They say that the way to a man's heart is through his stomach which just goes to show they're as confusedabout anatomy as they generally are about everything else, unless they're talking about instructions on how to stab him, in which case a better way is up and under the ribcage. Anyway, we do not live in a prefect world and it is foresighted and useful for a young woman to become proficient in those arts which will keep a weak-willed man from straying. Learning to cook is also useful.'Nanny Ogg, one of Discworld's most famous witches, is passing on some of her huge collection of tasty and above all interesting recipes, since everyone else is doing it. But in addition to the delights of the Strawberry Wobbler and Nobby's Mum's Distressed Pudding, Mrs Ogg imparts her thoughts on life, death, etiquette ('If you go to other people's funerals they'll be sure to come to yours'), courtship, children and weddings, all in a refined style that should not offend the most delicate of sensibilities. Well, not much.Most of the recipes have been tried out on people who are still alive.Nanny Ogg Gratefully Ackowledges the Assistance in this Literary Argosy of- Mr Terry Pratchett, Mr Stephen Brggs, MIle Tina Hannan and Master Paul Kidb .… (more)

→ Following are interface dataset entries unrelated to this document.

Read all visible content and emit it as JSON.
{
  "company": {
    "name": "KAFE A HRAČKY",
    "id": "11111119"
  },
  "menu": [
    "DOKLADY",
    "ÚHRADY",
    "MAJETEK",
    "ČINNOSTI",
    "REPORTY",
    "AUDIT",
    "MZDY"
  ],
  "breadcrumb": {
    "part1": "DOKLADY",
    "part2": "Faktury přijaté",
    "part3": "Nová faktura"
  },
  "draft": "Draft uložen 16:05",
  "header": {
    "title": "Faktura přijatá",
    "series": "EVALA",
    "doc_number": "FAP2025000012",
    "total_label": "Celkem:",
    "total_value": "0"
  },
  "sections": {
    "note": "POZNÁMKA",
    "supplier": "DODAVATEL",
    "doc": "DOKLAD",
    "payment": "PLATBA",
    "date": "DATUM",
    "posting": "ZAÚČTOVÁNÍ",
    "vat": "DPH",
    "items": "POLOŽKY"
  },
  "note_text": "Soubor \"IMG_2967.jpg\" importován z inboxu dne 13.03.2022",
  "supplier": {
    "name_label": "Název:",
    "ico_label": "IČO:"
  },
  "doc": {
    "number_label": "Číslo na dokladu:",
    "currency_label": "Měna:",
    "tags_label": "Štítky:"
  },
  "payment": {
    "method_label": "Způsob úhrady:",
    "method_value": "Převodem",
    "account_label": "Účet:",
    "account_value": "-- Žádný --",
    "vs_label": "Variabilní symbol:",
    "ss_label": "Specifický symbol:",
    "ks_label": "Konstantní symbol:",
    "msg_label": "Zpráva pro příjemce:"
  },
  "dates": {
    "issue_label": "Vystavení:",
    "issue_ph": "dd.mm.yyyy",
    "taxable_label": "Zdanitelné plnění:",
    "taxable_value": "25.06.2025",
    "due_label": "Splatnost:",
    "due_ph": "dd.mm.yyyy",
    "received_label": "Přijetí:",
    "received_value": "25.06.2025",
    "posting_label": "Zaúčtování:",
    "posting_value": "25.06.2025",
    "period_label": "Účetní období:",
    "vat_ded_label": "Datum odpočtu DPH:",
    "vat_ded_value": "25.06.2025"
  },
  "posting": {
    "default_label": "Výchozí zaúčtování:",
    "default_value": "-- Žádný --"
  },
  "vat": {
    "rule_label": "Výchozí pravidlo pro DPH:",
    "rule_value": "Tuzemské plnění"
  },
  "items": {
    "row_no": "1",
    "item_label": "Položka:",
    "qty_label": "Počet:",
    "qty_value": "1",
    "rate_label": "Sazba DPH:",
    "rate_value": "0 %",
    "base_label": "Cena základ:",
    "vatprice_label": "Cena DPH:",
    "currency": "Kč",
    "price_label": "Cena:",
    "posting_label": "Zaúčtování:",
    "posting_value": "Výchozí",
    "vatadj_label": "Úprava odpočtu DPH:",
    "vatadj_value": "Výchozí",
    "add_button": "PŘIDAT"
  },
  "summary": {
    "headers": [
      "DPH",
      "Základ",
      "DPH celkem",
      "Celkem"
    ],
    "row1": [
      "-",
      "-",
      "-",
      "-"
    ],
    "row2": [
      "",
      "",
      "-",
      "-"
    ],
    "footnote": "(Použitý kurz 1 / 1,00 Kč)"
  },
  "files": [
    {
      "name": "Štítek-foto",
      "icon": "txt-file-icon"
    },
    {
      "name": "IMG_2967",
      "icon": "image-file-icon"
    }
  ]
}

Quick Links

Popular covers

Rating

Average: (3.85)
0.5 1
1 2
1.5
2 16
2.5 1
3 83
3.5 13
4 86
4.5 7
5 84

Is this you?

Become a LibraryThing Author.

 

About | Contact | Privacy/Terms | Help/FAQs | Blog | Store | APIs | TinyCat | Legacy Libraries | Early Reviewers | Common Knowledge | 136,309,975 books! | Top bar: Always visible